Vivid and memorable though they were there is for me now—in retrospect– something haunting about those occasions, as though time had a different momentum then, was being forced to stand still. As if reality were being distilled into legend. Perhaps it was the other regulars in those early 80s, the card players who occupied the rear of the room of the Gardeners Arms, four men, the light glinting off their shining heads, bent over their table talking inaudibly against the often deafening cacophony of voices from the company at the front table, The symbolism of card playing did not escape me. There were my own unpredictable reactions and intuitions as well. In flurries of dreams during those first months in Oxford, Davin often appeared, offering bearings to a world which was then utterly unfamiliar to me. A single moment stands out because it corresponded at the time to an image in a dream from which I had woken that morning: as I tied my bike to the railings outside the Gardeners Arms on arrival at around 6.00 p.m. one night, I saw through the window, a skull in effigy, a yellowed head. It was Dan in his special high backed chair, in profile, no doubt reading the TLS. His waxen, skeletal appearance stopped me in my tracks, for it struck me as a symbol, but of what, I could not fathom — I later found out that he had in fact just returned from hospital where he had had a laminectomy and was still in considerable pain. Perhaps it was a premonition of the difficulties that he would continue to suffer in retirement, the frustrations of writer’s block , physical ailments like the bad back, depression and alcohol itself, symptoms of what Ovenden calls the ‘fighting withdrawal’. It may have been something more. Yet during that last decade of his life, these conditions made the pub something of a haven for him, a place where he could meditate on his own, yet be confident that someone would turn up with a question or view on life, and take him out of himself, engage him in verbal repartee, bring to the surface his inventive, mordant black humour. Most of all for Davin, company — of friends and strangers — introduced that sense of occasion that comes with an audience, with the sharing of anecdotes, the exchange of gossip and ideas, the display of wit that could dazzle, the invention of memorable phrases.

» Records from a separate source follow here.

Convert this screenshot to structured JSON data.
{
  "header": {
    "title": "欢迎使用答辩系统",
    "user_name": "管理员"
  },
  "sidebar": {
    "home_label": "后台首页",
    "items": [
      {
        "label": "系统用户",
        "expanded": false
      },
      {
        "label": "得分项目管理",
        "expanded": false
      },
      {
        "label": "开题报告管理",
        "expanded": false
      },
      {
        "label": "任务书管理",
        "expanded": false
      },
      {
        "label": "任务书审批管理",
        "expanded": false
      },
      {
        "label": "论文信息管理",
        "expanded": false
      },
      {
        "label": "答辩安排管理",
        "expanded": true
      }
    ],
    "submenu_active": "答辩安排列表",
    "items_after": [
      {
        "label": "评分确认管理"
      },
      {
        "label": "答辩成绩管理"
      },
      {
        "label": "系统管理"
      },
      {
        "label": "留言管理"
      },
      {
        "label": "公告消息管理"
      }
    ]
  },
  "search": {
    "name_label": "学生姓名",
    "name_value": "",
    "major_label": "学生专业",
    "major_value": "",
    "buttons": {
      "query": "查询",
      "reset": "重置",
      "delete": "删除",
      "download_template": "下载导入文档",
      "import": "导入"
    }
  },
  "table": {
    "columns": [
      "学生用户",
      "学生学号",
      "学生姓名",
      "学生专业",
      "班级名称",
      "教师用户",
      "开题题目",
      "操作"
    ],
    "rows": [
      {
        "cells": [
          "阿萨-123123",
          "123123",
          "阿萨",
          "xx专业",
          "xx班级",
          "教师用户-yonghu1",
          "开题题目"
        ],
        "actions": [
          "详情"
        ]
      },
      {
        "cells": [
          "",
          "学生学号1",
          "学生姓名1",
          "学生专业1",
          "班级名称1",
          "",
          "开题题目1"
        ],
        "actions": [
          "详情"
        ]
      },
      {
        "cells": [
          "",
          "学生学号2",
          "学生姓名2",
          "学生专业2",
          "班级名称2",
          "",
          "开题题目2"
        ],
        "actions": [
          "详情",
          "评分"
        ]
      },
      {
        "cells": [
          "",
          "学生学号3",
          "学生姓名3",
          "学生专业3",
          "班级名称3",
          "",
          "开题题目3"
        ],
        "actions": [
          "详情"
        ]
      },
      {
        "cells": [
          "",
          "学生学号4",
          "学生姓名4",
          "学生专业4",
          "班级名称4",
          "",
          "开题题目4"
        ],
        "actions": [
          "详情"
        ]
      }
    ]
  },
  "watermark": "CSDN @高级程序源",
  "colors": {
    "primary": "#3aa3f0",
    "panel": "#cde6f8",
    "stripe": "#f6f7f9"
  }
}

The pleasure of company and the rewards (and foibles) of conversation were more than the staples of Dan Davin’s life, they were what he treasured and took to his grave. And so by way of conclusion, can I say again that it is more than fitting that you should be celebrating his birthday in this way in the Leviathan Hotel, now.